Tao reports that he has never played a two part program in New York. For the first half, he was dressed in a suit, looking like a respectful, even obedient artist. He stripped down to tee-shirt and casual pants after the intermission. For the entire program he was barefoot, able to feel the cool pedal which he so judiciously deploys.
Moving from a soft breeze to the crashing cacophony of multiple notes jammed together more like noise, the sounds of the piano are released in previously unimaginable tones. Rippling phrases and almost painfully slow and lovingly defined single notes compete in Tao’s hands with loud chords.
A Jason Eckardt composition was performed first in the second part of the program. Brilliant young pianists like Jason Hardink and Tao seek out Eckhardt’s work. Eckhardt started his musical career as a guitarist in a heavy metal band, but had an epiphany and became a classical music composer. What he brings to the keyboard are a special sense of jazz rhythms, poetry and previously unheard sounds. His Echoes, White Veil, is based on a W.S. Merwin poem that intrigued him. Tao brings out all the detail and colors in his virtuosic performance.
Following was Robert Schumann’s Kresleriana. Schumann had been inspired by the fictional musician created by E.T.A Hoffman. Schumann probably was depressed and not suffering from tertiary syphilis as some historians would have it. (Untreated depression has some to the same symptoms.) In writing this work, we both hear the beauty of Schumann’s soul-searching and the mad runs which signal his efforts to soothe himself. Tao is a performer who leads us through a work as though both he and we are hearing it for the first time. This evening’s performance was no exception.
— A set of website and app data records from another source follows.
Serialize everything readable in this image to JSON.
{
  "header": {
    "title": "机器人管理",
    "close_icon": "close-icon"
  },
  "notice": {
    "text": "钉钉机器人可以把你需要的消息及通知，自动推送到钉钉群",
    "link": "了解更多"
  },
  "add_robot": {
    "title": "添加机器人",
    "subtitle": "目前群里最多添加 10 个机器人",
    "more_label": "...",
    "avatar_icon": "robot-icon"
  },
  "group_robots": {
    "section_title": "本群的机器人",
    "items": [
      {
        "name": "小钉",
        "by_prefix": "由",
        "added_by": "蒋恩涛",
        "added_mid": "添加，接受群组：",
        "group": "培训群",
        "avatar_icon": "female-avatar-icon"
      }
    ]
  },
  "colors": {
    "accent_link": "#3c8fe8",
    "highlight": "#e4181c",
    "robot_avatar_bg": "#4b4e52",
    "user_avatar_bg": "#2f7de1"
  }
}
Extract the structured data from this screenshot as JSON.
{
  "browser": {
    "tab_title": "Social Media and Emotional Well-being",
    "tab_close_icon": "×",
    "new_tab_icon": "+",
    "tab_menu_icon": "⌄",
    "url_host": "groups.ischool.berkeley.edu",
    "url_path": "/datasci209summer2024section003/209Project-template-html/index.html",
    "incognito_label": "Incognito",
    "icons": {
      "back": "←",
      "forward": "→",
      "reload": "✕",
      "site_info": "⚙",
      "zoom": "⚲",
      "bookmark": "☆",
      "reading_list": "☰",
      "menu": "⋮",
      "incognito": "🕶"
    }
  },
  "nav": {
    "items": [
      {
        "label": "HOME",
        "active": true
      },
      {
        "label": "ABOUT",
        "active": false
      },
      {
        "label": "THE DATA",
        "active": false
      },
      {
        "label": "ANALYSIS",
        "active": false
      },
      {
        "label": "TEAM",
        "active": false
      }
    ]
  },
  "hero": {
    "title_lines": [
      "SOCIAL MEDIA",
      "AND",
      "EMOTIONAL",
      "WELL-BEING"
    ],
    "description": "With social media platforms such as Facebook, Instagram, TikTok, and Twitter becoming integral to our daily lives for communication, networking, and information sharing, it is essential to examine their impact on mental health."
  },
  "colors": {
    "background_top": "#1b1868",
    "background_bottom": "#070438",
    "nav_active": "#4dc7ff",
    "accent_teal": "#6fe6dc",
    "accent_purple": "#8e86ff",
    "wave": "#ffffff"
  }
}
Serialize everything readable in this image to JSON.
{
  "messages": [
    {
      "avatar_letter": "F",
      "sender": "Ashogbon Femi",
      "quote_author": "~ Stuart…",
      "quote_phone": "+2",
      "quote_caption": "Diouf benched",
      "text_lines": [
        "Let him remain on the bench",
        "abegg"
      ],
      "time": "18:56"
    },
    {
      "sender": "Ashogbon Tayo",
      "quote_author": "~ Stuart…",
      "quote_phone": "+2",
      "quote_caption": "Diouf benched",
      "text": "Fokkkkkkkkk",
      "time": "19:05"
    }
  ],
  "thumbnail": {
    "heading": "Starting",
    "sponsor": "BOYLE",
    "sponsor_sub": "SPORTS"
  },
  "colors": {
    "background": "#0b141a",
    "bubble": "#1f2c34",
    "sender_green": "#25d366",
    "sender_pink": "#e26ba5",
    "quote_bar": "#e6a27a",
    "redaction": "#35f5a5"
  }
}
When he proposed to play a David Johnson piece as an encore I crossed my fingers. Would Tao sing? He did and it was a moving conclusion to a wonderful evening introducing an important artist to Carnegie Hall.